Supporting this campaign was the increasingly reactionary Tory party under Andrew Bonar Law. Law repeated the fear mongering over ‘Rome Rule’, overlooked the smuggling of 25,000 German guns into Ireland to arm the UVF, and accused the Liberal party of “lighting the fires of civil war” in an “ignoble conspiracy” to deliver Home Rule.
Law and Carson addressed a rally of over 100,000 UVF men in April 1912. In an infamously inflammatory speech, Law asserted that Ulster Unionists should never ‘submit’ to Home Rule, even if it passed Parliament, and that the Tory party would defend them whatever lengths they went to – essentially an endorsement of an armed rebellion against the Government.
The monarch even weighed in on the side of the Unionists, with King George V demanding that the Prime Minister HH Asquith exclude Ulster from the Home Rule Bill. If he did not, Asquith was threatened with dismissal or the refusal of Royal Assent to the Bill.
The Liberals’ support base was also in precipitous decline, with the rise of the Labour party.
Attempts by the ruling class to get together and resolve their disagreement failed. The two general elections in 1910 changed little, but there were also highly secret “Truce of God” meetings between senior Liberals, Tories and Carson to try and find agreement – on trade tariffs, the House of Lords and Home Rule.
As these talks collapsed, and fears of Civil War grew, the Liberal government became concerned about the loyalty of the British forces in Ireland.
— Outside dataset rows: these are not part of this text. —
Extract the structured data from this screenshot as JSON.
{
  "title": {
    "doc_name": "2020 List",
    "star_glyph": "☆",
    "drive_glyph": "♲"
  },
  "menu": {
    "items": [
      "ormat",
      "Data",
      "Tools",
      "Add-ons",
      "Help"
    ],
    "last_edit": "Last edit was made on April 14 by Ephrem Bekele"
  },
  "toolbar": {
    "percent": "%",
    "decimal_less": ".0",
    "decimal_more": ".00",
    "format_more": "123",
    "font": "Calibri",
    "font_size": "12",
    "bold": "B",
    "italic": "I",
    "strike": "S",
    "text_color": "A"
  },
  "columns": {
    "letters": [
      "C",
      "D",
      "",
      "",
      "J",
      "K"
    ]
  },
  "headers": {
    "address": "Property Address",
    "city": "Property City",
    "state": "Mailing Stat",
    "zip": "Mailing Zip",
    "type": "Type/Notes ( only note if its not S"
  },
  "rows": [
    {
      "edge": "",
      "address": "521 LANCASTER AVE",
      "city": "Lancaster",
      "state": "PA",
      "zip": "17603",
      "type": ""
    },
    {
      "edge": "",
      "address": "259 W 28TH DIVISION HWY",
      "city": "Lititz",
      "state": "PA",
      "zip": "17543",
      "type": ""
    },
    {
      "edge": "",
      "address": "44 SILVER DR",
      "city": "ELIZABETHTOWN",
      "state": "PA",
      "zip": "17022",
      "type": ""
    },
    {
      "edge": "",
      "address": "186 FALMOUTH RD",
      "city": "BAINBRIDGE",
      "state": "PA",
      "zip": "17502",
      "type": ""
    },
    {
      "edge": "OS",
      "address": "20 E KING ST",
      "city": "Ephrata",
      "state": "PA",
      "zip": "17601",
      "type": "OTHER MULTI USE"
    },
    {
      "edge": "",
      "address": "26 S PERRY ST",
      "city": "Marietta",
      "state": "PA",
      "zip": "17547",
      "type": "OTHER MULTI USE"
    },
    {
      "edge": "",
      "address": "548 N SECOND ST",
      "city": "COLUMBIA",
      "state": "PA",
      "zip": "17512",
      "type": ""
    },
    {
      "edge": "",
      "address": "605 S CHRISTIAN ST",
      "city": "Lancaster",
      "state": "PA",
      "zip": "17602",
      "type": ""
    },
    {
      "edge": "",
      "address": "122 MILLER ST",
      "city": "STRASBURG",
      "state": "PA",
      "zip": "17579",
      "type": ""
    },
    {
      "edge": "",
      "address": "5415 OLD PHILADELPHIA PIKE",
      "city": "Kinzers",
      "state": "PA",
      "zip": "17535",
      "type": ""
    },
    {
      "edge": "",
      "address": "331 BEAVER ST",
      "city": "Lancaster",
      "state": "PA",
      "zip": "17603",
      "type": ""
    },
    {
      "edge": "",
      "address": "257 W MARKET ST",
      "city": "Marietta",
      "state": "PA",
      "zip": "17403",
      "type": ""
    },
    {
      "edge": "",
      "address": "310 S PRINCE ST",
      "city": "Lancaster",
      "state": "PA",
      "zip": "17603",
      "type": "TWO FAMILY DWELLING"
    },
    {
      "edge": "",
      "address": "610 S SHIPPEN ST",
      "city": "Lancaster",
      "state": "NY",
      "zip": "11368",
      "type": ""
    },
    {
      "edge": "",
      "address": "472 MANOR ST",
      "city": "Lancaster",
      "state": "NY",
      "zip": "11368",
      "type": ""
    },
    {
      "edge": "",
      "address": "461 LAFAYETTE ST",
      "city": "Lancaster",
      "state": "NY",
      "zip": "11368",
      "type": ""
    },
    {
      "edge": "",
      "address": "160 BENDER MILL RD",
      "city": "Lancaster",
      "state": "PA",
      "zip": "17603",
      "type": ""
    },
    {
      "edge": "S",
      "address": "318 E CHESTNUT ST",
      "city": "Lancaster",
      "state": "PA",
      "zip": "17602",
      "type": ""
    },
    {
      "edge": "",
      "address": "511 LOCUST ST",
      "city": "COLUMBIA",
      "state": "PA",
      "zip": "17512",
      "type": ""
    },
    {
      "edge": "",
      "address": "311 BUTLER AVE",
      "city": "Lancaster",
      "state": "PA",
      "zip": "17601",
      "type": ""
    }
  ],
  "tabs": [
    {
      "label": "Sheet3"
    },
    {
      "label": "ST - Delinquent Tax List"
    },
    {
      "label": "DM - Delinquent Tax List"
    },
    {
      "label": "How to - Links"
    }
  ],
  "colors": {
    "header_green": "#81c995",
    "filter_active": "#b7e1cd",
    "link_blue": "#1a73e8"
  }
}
Many army officers had familial or financial connections to Ulster and shared the Protestant-supremacist and pro-Empire views of the Unionists.
A special cabinet committee was formed to investigate, and the Commander-in-Chief of the colonial forces Sir Arthur Paget informed of the Government’s concerns.
Paget then announced to the 70 officers stationed at the Curragh base that the Army would imminently be deployed to counter the UVF, going as far as to say that Ulster “would be in a blaze” in a matter of days. Officers with homes or property in Ulster were recused, while any others who refused were threatened with dismissal.
In response to this, the mutiny took place: 57 of the officers said they would refuse to fight the UVF and tendered their resignations. It is unclear if any such attack was ever really planned, or Paget spoke out of turn, as following the media furore over the ‘Curragh Incident’ the Liberal government denied everything.
At the time the Irish Marxist James Connolly was sceptical of the incident, believing the ‘mutiny’ was deliberately provoked in order to force the Government to concede to Ulster’s demand for exemption from Home Rule. In any case, this is what happened: a temporary exemption for Ulster was included in the final Home Rule Bill.
The ‘Irish Question’ was not resolved by exemption, however; what would later become the partition of Ireland that survives to this day. The Home Rule crisis was cut across by the First World War, forcing the ruling class together in ‘national unity’. Even the Irish bourgeois nationalists went along with this, allowing the implementation of the Home Rule Bill to be delayed until after the war.
Home Rule would never come to pass however, and after 1916 Ireland would enter a revolutionary period.